Lost in all the euphoria at seeing progress in Iraq is whether or not this is progress in the right direction for Iraq or the United States. I had written in an earlier article that the likely replacement for al-Jaafari would either come from his own Dawa party or from the SCIRI. I had also suggested that neither outcome would be a positive outcome. We now have our answer. Ibrahim al-Jaafari has been replaced by another Dawa party member albeit one that is more hard-line. In fact while Ibrahim al-Jaafari has been the titular head of the Shiite alliance, al-Maliki has done all the heavy lifting. It is no surprise then that he would ascend to the Premiership.
Jawad al-Maliki has been the spokesman for the Dawa party and the Shiite alliance. He was involved in the drafting of the Iraqi Constitution and more significantly was a member of the de-Baathification committee set up by the United States. He has been a critic of the U.S. invasion of Iraq and has close ties with the Shiite militias, especially the Mahdi Army.
After pushing hard for al-Jaafari’s ouster, the United States has gotten a more pro-Iranian Dawa party member. We have certainly come full circle in the Middle East. We have put in power in Iraq a person Saddam Hussein had sentenced to death. We have put in power a person who was involved in terrorist activities against not only Iraq but also Western and American targets in the Middle East. We have put in power a party, the Dawa party, that invented the modern suicide car bombing – a party that was involved in bombing the U.S. Embassy in Kuwait and in the killing of 241 U.S. Marines in Beirut.
We have brought democracy to the Middle East. We have handed over Iraq to an Iranian nurtured and funded Islamist alliance (Dawa and SCIRI). I do not believe this is what the American people bargained for when we embarked on the invasion of Iraq. If we are holding out the hope that these Islamist parties whose stated goal is to bring about an Islamist revolution in Iraq will somehow smell the sweet scent of Democracy and become torchbearers of freedom and liberty, we are likely to be as disappointed as Dick Cheney was when we were not greeted as liberators. This is a far cry from the search for Weapons of Mass Destruction and the defeat of al Qaeda.
There was no reason to suspect, even back then, that Maliki would actively work against al-Sadr and the Mahdi Army. Unsurprisingly, the Bush Administration ignored reality in pursuit of a fantastical agenda of misplaced hope and ignorant ideology.
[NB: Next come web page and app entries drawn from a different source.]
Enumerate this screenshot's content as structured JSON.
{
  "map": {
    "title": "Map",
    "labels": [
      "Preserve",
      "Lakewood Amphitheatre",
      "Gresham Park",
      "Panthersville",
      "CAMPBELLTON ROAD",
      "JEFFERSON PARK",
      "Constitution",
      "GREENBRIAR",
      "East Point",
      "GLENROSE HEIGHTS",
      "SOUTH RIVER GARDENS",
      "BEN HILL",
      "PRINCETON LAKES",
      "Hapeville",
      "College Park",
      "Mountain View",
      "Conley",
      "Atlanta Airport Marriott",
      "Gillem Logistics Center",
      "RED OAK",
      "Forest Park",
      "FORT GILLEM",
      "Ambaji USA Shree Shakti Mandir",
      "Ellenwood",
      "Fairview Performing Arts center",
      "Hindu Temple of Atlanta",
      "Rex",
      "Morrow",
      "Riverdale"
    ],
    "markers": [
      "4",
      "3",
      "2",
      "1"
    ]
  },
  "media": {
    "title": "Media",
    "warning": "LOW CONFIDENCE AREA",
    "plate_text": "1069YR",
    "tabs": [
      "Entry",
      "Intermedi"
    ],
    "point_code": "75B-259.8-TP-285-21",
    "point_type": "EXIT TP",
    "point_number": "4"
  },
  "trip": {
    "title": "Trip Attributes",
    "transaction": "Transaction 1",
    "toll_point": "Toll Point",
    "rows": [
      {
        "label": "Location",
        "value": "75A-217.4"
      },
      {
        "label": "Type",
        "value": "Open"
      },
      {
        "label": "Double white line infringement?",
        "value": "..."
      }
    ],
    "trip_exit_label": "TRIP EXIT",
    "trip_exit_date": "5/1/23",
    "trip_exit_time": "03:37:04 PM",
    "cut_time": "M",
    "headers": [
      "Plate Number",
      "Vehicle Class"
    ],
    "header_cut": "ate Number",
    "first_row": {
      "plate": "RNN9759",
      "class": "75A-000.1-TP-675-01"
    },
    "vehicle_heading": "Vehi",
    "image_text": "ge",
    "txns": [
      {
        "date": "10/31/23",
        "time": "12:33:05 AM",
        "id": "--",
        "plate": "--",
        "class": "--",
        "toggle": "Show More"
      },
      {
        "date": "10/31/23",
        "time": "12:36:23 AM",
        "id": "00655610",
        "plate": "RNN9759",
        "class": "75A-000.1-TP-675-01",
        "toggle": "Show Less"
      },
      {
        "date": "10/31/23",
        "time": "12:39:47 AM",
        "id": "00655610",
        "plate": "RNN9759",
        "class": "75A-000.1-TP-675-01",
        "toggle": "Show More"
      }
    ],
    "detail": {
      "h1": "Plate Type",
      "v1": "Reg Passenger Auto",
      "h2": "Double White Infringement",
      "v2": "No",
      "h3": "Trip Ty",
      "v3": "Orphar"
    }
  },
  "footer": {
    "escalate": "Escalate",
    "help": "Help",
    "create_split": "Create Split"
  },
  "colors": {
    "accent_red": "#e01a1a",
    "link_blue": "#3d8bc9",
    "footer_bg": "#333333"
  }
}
Today, having failed to ride Maliki to "victory" in Iraq, the Administration has chosen to undermine him. They have called him out as their patsy. They have designated him as their man to break apart the Shia hold on Iraq. I doubt that those who are the targets of Washington’s plan, the Dawa party and Moqtada al-Sadr, will take too kindly to Mr. Maliki upon his return to Baghdad. With the leaked memo, Washington has ensured Mr. Maliki’s political demise, and perhaps his death as well. Mr. Maliki’s demise will also ensure that future Iraqi leaders will keep their distance from Washington, lest they suffer the same fate.
So, it is unsurprising that Mr. Maliki had no appetite for dinner with Mr. Bush in Amman. When he finally does sit down to breakfast with Mr. Bush, it may very well be his last meal.